Four Arkansas lakes are on Bassmaster Magazine’s recent release of the publication’s 100 Best Bass Lakes rankings.
This year, the rankings highlight the Top 12 fisheries in the nation regardless of location. The remaining lakes are ranked within one of four regions (Northeastern, Southeastern, Central and Western), so readers can easily identify the Top 25 lakes nearest them.
In the Central Division, Arkansas’s Lake Dardanelle comes in at No. 17; Millwood Lake is No. 20; Lake Ouachita is No. 22; and Bull Shoals Lake is No. 24.
Lake Dardanelle is one of the most accessible and attractive recreation areas in Arkansas. Located about half-way between Little Rock and Fort Smith, the lake stretches some 50 miles as part of the $1.2 billion Arkansas River Navigation System. With just over 34,000 acres of boating and fishing waters, 315 miles of shoreline, and rimmed by choice picnic and camping areas, it offers many recreational opportunities. Parks offer drinking water, toilet facilities, boat launching ramps, parking areas, and tables. Several have trailer dump stations, electrical outlets, and group picnic shelters. Public boat docks offer boat and motor rental services, fuel, food, and other supplies and services. Some 250 U.S. Army Corps of Engineers campsites are available around the lake, plus Lake Dardanelle State Park welcomes visitors at two shoreline locations. With no closed season and mild winters, fishing is good year round. The lake has one of the most consistent bass habitats in the Arkansas River system. Experts will tell you that Lake Dardanelle at Russellville toward the upper end of the river is the place to go for big largemouth.
Millwood Lake, on Ark. 32 nine miles east of Ashdown in southwest Arkansas, was formed when the state’s longest earthen dam (3.33 miles) was completed across the Little River. Millwood is a renowned fishing lake, with much of its more than 29,000 acres being flooded timber that provides exceptional cover for its wide variety of fish, including largemouth and spotted bass, crappie, white bass, striped bass, channel and flathead catfish and bluegills. Boat lanes lead the way through the timbered waters, and there are 5,000 acres of open water near the dam. Each year, the lake hosts numerous bass fishing tournaments and fishing derbies held by local and out-of-state organizations.

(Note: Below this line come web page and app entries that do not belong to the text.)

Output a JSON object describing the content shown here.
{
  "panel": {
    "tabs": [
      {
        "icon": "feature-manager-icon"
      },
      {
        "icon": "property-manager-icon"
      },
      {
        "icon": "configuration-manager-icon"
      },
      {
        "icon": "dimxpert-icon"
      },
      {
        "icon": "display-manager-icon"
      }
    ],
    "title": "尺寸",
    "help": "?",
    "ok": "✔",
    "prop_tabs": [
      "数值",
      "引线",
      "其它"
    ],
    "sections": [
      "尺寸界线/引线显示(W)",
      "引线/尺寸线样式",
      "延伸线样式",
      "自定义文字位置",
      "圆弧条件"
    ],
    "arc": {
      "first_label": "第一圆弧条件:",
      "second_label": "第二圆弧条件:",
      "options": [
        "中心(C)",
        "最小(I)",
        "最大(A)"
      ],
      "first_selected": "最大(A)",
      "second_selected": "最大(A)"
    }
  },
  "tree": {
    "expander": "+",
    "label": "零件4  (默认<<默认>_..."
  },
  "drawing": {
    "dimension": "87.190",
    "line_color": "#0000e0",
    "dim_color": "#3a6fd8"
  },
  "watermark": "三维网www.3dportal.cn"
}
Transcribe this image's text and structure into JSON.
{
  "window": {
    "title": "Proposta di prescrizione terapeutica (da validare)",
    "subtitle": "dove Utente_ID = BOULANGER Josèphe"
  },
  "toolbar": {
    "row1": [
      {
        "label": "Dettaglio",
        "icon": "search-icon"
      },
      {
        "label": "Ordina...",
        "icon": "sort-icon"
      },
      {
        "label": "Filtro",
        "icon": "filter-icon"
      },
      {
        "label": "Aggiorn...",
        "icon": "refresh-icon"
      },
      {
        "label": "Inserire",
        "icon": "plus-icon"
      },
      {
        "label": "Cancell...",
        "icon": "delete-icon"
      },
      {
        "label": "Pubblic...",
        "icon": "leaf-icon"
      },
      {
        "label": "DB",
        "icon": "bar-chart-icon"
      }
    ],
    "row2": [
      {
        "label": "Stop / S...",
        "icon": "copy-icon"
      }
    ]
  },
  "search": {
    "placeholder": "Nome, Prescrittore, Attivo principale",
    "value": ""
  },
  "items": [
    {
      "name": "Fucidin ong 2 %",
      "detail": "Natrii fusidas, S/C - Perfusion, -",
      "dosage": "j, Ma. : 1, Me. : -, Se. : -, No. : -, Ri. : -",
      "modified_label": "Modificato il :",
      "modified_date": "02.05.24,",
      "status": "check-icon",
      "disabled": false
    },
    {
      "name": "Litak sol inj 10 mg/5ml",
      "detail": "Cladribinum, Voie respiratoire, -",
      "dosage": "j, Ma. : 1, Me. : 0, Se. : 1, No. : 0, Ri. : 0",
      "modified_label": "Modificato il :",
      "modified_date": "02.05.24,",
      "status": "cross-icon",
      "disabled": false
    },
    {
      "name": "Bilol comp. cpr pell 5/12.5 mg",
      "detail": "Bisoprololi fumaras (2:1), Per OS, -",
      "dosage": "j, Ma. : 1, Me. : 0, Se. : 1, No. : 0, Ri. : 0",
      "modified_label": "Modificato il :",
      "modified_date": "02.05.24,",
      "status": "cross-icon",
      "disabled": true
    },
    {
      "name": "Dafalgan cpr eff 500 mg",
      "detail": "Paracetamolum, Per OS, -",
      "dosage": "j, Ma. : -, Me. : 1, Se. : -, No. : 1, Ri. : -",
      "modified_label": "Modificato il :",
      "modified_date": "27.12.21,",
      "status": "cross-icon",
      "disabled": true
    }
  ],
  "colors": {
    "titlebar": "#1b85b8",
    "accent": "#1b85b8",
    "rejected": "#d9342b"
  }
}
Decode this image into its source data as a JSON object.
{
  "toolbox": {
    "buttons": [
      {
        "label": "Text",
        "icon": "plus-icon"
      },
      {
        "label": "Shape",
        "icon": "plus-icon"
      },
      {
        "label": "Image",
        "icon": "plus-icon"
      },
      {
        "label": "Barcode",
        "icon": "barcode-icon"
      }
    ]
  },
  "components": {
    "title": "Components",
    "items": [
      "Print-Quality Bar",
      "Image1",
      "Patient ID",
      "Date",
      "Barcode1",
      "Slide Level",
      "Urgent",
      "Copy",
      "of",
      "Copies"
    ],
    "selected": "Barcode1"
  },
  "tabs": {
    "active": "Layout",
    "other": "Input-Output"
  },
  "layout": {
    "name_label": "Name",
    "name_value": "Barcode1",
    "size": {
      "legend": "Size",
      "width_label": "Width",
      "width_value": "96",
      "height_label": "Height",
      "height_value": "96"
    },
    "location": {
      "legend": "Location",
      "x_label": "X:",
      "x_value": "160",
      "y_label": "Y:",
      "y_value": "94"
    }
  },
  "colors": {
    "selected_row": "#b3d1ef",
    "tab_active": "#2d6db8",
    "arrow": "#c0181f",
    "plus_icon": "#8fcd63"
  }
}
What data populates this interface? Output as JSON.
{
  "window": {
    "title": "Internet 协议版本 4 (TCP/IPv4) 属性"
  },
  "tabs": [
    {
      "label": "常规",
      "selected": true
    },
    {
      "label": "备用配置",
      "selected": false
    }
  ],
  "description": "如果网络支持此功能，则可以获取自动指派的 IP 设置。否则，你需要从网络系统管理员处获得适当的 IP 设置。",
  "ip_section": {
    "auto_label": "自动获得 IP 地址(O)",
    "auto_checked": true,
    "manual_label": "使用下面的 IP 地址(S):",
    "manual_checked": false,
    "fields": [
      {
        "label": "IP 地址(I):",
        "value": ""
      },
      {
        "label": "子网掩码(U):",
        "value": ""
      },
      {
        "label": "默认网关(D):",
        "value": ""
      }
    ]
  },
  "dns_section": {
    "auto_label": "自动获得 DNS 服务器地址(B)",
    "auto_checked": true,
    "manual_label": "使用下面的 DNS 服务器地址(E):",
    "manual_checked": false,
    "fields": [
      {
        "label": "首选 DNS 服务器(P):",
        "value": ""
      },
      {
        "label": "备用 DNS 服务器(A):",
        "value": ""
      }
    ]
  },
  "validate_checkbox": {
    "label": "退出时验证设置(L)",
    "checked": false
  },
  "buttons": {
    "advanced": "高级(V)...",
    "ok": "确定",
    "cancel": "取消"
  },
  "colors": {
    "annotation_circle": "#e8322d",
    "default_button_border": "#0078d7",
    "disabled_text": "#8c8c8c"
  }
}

Lake Ouachita, the largest lake (40,100 acres) located entirely within Arkansas, is renowned for its scenic beauty and clear waters. Created when Blakely Mountain Dam impounded the waters of the Ouachita River near Hot Springs, the lake is virtually surrounded by the Ouachita National Forest and has one of Arkansas’s most pristine shorelines at some 970 miles. Available rentals include houseboats, sailing crafts, fishing rigs and more. Contributing to make the lake one of Arkansas’s finest outdoor destinations are Lake Ouachita State Park (with cabins), commercial marinas and resorts, and more than 400 U.S. Army Corps of Engineers’ campsites. For anglers, Lake Ouachita is well-known for its prolific fishing opportunities, especially for striped bass and largemouth bass fishing.
Bull Shoals Lake and the White River below its dam, are synonymous with fishing in Arkansas. The U.S. Army Corps of Engineers project, located in north central Arkansas on the Missouri-Arkansas state line, enjoys a wide reputation for lunker bass fishing along with its twin, Lake Norfork, just to the east. Bull Shoals Dam, completed by the U.S. Army Corps of Engineers in 1951, is the fifth largest concrete dam in the United States. Including the portion located in Missouri, the lake totals some 45,500 surface acres. Almost 1,000 miles of rugged shoreline is open to visitors and 60,000 acres of public land provide a variety of opportunities.
Over 20 parks developed through the cooperative efforts of local, state and federal agencies are located on the lakeshore. Commercial docks on the lake have boats, motors and guides for hire. Scrappy largemouth bass, spotted bass and white bass abound in the lake, along with crappie, channel cat, bream and walleye.
Bassmaster’s 100 Best Bass Lakes will be published in an 11-page section of the July/August issue of Bassmaster Magazine. The complete rankings will also be featured on Bassmaster.com.